The challenge I want to talk about solving today, is how to extend their existing on-premises identities to the cloud.
As a reminder, Wingtip has 3,000 users, all in an on-premises Active Directory Domain Services (ADDS). These users are located both externally and internally, with their bespoke applications, currently hosted on-premises.
As the company branches out they want to start using cloud identity for new applications developed in Azure – mindful of the potential impact on users, especially for those using both legacy and on-premises applications.
This is where Azure AD Connect comes in
Azure AD Connect allows you to integrate on-premises identity with Azure AD. Essentially, users and groups that exist in ADDS are automatically created and updated in Azure AD, including a user’s password. There is also the ability to provide password write-back. A user can change their password in Azure AD, and it will be synced back to ADDS.
This is ideal for Wingtip Toys. However, as they have such a large external user base in their ADDS instance, synchronizing all these users into their tenant could become unmanageable and present its own challenges.
Therefore, Wingtip Toys are going to create two tenants. One is their business tenant Wingtiptoys.com. This tenant is the identity service for everything Wingtip utilise within the Microsoft cloud, from Office 365 to Azure.
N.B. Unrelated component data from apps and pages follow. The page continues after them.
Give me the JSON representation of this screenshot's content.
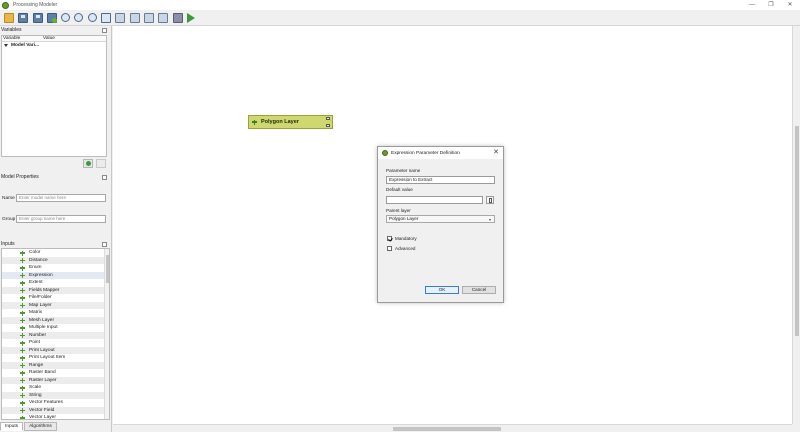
{
  "window": {
    "title": "Processing Modeler",
    "minimize": "—",
    "restore": "❐",
    "close": "✕"
  },
  "toolbar": {
    "icons": [
      "open-model-icon",
      "save-model-icon",
      "save-model-as-icon",
      "save-to-project-icon",
      "zoom-in-icon",
      "zoom-out-icon",
      "zoom-actual-icon",
      "zoom-full-icon",
      "export-image-icon",
      "export-pdf-icon",
      "export-svg-icon",
      "export-python-icon",
      "help-icon",
      "run-model-icon"
    ]
  },
  "variables": {
    "title": "Variables",
    "col_variable": "Variable",
    "col_value": "Value",
    "group": "Model Vari..."
  },
  "model_properties": {
    "title": "Model Properties",
    "name_label": "Name",
    "name_placeholder": "Enter model name here",
    "group_label": "Group",
    "group_placeholder": "Enter group name here"
  },
  "inputs": {
    "title": "Inputs",
    "items": [
      "Color",
      "Distance",
      "Enum",
      "Expression",
      "Extent",
      "Fields Mapper",
      "File/Folder",
      "Map Layer",
      "Matrix",
      "Mesh Layer",
      "Multiple Input",
      "Number",
      "Point",
      "Print Layout",
      "Print Layout Item",
      "Range",
      "Raster Band",
      "Raster Layer",
      "Scale",
      "String",
      "Vector Features",
      "Vector Field",
      "Vector Layer"
    ]
  },
  "tabs": {
    "inputs": "Inputs",
    "algorithms": "Algorithms"
  },
  "canvas": {
    "node_label": "Polygon Layer"
  },
  "dialog": {
    "title": "Expression Parameter Definition",
    "close": "✕",
    "param_name_label": "Parameter name",
    "param_name_value": "Expression to Extract",
    "default_value_label": "Default value",
    "default_value": "",
    "parent_layer_label": "Parent layer",
    "parent_layer_value": "Polygon Layer",
    "mandatory_label": "Mandatory",
    "advanced_label": "Advanced",
    "ok_label": "OK",
    "cancel_label": "Cancel"
  }
}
The second tenant will contain all external users.
Azure AD Connect supports synchronizing to multiple Azure AD Tenants, so long as the objects themselves do not exist in more than one tenant at a time – as per this diagram from Microsoft Docs.
So, Wingtip Toys will end up with two tenants – one for their internal users, and one for their external users.
How will it help Wingtip achieve goals?
Well, Wingtip can now start developing applications that leverage Azure AD for authentication. Their new cloud applications will outsource their authentication, configured as a multitenant application, so users in both tenants can authenticate. The same identity can be used for both on-premises and new cloud applications. They can even enable self-service password reset for those external users. Users can login to both the on-premises and cloud applications with the same username/password, without recoding the old applications.
If you are wondering about outsourced identification, then I will cover this in more detail in part 3 of this series about cloud identity, when I look at integrating Azure AD identity into an application for Wingtip Toys.
Wingtip Toys is now at stage one of their Identity journey. Further challenges still to be solved include for business to business identity, automated signup and partner security policies. These will all be resolved as we continue this identity Journey.